negroni

ormeggio at the spit snacks

ormeggio at the spit sourdough breadLunch was a lovely slow and scenic journey through a range of flavours and cooking styles, with some leaning towards classic Italian and others more a fusion of Modern Australian.  There was octopus cooked sous vide at 85C for 4 hours, a Flinders Island wallaby buttata (or tartare), and tortelli filled with wonderfully smokey burnt eggplant.

ormeggio at the spit octopus

ormeggio at the spit wallaby

ormeggio at the spit tortelli

ormeggio at the spit risotto

ormeggio at the spit mulloway

ormeggio at the spit braised lamb

After admitting that the sourdough bread was our downfall (we just couldn’t stop after that first taste of warm, crusty bread slathered with freshly churned sour butter), we were full to the brim before the dessert courses arrived.  However, it was hard to resist them when they came out, with the carrot sponge with fennel seed ice cream being our preferred choice over the pomegranate jelly served with frozen yoghurt on a dry rye biscuit.ormeggio at the spit carrot sponge

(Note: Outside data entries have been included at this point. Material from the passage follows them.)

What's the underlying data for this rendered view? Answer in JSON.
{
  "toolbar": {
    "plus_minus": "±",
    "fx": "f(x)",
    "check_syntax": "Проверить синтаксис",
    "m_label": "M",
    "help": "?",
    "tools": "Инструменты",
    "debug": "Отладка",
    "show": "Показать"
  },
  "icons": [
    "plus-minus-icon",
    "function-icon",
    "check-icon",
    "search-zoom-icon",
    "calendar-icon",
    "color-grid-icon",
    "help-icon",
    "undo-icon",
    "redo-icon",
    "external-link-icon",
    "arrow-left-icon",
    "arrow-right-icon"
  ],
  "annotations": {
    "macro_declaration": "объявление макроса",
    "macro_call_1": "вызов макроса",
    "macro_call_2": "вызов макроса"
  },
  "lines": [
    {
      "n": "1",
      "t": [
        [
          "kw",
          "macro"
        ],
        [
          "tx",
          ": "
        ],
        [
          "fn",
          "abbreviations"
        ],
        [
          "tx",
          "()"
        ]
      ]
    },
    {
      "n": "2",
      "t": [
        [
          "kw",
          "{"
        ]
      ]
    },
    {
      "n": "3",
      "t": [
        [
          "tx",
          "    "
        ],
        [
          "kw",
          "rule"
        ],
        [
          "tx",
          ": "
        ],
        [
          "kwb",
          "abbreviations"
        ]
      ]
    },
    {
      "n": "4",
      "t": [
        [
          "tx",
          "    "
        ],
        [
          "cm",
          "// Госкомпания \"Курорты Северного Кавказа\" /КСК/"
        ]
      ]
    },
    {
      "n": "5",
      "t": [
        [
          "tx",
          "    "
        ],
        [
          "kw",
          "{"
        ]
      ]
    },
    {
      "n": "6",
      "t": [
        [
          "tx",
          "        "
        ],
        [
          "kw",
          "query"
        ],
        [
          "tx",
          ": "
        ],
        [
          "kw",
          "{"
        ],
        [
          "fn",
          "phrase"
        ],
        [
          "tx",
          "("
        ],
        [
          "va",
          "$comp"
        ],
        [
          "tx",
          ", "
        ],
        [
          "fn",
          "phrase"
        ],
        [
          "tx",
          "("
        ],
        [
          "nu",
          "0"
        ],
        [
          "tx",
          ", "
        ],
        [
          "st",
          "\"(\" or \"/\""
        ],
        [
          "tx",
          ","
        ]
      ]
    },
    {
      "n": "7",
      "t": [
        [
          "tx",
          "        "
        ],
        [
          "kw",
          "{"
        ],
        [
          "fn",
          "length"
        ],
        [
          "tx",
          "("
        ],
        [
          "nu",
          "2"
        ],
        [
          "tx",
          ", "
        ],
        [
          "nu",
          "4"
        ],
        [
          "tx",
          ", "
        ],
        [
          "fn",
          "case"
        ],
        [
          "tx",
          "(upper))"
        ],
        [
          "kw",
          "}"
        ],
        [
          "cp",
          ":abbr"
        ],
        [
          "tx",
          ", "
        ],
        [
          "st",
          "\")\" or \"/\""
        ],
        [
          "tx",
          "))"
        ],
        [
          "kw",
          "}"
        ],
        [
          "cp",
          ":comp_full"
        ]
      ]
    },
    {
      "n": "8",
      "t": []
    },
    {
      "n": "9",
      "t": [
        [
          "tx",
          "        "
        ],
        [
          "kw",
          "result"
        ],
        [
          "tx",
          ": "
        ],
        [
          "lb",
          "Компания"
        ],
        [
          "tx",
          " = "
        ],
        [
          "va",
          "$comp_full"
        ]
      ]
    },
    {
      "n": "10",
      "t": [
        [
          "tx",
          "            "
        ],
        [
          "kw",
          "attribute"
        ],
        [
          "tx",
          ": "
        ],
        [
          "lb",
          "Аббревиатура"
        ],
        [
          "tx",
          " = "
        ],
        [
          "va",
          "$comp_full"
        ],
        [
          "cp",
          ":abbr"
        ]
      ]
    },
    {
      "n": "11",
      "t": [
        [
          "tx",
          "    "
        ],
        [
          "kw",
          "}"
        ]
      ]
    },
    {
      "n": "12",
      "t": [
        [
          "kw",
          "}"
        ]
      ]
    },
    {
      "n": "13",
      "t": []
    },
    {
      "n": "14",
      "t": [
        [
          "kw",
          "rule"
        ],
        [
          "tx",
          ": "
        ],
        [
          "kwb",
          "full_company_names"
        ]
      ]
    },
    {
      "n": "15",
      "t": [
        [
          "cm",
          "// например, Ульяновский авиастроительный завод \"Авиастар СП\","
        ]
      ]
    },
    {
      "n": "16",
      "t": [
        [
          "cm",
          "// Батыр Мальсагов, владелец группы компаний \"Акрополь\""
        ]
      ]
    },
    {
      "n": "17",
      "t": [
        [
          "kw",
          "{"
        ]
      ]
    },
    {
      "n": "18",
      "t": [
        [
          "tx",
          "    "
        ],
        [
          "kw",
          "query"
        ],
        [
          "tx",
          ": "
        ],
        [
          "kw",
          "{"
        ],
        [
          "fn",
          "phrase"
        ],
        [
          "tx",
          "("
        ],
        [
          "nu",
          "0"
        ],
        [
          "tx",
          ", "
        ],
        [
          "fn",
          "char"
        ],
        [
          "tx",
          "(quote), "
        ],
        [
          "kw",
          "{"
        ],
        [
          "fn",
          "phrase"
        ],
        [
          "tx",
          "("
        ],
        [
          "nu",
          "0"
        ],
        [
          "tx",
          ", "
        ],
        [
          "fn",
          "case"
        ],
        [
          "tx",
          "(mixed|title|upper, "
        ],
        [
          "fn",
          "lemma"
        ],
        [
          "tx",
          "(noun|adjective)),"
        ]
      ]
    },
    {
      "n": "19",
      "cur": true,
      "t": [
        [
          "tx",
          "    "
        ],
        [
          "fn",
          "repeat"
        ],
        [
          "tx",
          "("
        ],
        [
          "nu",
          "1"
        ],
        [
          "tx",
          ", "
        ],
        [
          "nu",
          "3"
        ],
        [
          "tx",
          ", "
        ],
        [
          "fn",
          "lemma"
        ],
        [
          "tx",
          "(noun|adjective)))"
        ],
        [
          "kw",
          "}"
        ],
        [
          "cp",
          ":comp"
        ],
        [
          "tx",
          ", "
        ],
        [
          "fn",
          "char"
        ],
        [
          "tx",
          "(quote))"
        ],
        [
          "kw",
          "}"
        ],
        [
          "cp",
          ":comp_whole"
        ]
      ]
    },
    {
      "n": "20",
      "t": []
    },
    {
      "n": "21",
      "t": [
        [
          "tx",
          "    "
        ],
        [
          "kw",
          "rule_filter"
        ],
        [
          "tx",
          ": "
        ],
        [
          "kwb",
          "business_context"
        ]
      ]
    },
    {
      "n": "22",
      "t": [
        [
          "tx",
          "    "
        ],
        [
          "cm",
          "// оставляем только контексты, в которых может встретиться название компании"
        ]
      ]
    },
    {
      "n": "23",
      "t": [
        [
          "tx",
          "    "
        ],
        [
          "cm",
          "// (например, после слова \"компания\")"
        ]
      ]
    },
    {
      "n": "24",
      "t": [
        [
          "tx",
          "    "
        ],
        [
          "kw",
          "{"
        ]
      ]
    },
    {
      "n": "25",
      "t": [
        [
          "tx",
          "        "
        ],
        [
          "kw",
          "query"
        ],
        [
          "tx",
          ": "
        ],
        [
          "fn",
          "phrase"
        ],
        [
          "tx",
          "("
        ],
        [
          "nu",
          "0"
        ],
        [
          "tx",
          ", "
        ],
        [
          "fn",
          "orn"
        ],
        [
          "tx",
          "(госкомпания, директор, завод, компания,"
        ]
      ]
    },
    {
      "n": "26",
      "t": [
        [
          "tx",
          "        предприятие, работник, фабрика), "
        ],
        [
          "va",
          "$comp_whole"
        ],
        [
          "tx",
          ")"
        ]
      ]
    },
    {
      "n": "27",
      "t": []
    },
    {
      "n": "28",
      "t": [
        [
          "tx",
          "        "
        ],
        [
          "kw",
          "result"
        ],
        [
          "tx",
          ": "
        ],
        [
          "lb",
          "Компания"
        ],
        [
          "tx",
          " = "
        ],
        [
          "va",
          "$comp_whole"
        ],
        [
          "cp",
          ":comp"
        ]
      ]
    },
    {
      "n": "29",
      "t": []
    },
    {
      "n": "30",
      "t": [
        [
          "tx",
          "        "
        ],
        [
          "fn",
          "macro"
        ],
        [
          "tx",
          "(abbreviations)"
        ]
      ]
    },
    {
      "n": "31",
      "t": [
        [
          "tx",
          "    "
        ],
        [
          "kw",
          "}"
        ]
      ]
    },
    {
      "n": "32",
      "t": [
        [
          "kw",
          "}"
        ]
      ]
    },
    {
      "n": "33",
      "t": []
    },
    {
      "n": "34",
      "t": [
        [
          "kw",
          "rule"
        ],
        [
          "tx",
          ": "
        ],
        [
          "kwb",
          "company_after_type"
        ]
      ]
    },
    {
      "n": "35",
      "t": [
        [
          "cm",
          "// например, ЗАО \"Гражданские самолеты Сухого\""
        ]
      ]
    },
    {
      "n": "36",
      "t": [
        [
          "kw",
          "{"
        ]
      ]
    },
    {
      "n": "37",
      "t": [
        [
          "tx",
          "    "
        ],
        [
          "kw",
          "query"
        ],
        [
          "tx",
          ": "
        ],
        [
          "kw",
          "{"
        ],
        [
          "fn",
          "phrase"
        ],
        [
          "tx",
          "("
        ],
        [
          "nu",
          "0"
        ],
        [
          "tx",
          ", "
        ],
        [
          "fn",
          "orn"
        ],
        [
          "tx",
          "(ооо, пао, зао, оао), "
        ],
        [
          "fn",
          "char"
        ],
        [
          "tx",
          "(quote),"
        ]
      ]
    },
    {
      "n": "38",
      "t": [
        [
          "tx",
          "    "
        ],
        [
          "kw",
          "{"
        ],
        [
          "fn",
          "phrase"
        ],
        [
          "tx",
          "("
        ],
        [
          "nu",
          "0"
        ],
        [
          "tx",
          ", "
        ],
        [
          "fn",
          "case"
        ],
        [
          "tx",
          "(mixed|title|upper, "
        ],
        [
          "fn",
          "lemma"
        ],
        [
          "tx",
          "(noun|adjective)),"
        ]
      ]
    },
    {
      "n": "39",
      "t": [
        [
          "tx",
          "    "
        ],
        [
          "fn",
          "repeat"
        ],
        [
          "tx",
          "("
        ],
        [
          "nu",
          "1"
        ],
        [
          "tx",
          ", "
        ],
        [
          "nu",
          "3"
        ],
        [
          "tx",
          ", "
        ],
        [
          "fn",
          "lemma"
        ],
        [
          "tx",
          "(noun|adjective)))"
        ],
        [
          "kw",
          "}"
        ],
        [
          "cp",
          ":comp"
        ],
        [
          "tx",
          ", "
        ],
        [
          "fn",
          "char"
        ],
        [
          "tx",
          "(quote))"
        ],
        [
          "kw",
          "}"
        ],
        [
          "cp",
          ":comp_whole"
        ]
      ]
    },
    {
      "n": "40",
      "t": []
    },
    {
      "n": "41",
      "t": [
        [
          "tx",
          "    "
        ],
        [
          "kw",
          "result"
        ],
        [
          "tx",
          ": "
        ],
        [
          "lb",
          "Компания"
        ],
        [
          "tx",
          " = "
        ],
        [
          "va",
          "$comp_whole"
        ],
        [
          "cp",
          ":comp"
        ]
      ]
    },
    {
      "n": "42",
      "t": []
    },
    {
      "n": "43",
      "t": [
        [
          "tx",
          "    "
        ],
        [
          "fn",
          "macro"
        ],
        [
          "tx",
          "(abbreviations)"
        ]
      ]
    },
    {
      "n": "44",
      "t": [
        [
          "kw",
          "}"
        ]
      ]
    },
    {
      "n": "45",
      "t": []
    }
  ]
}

ormeggio at the spit pomegranate yoghurt

ormeggio at the spit carrot spongeFour hours after we arrived, we rolled out of the restaurant toward the bus stop, satisfyingly full, content, and sobered up after the ratio of food to wine finally swung back in favour of the former.  The service was spot on attentive, knowledgeable, and always friendly, and made it a relaxed and enjoyable Sunday lunch.

Ormeggio at the Spit on Urbanspoon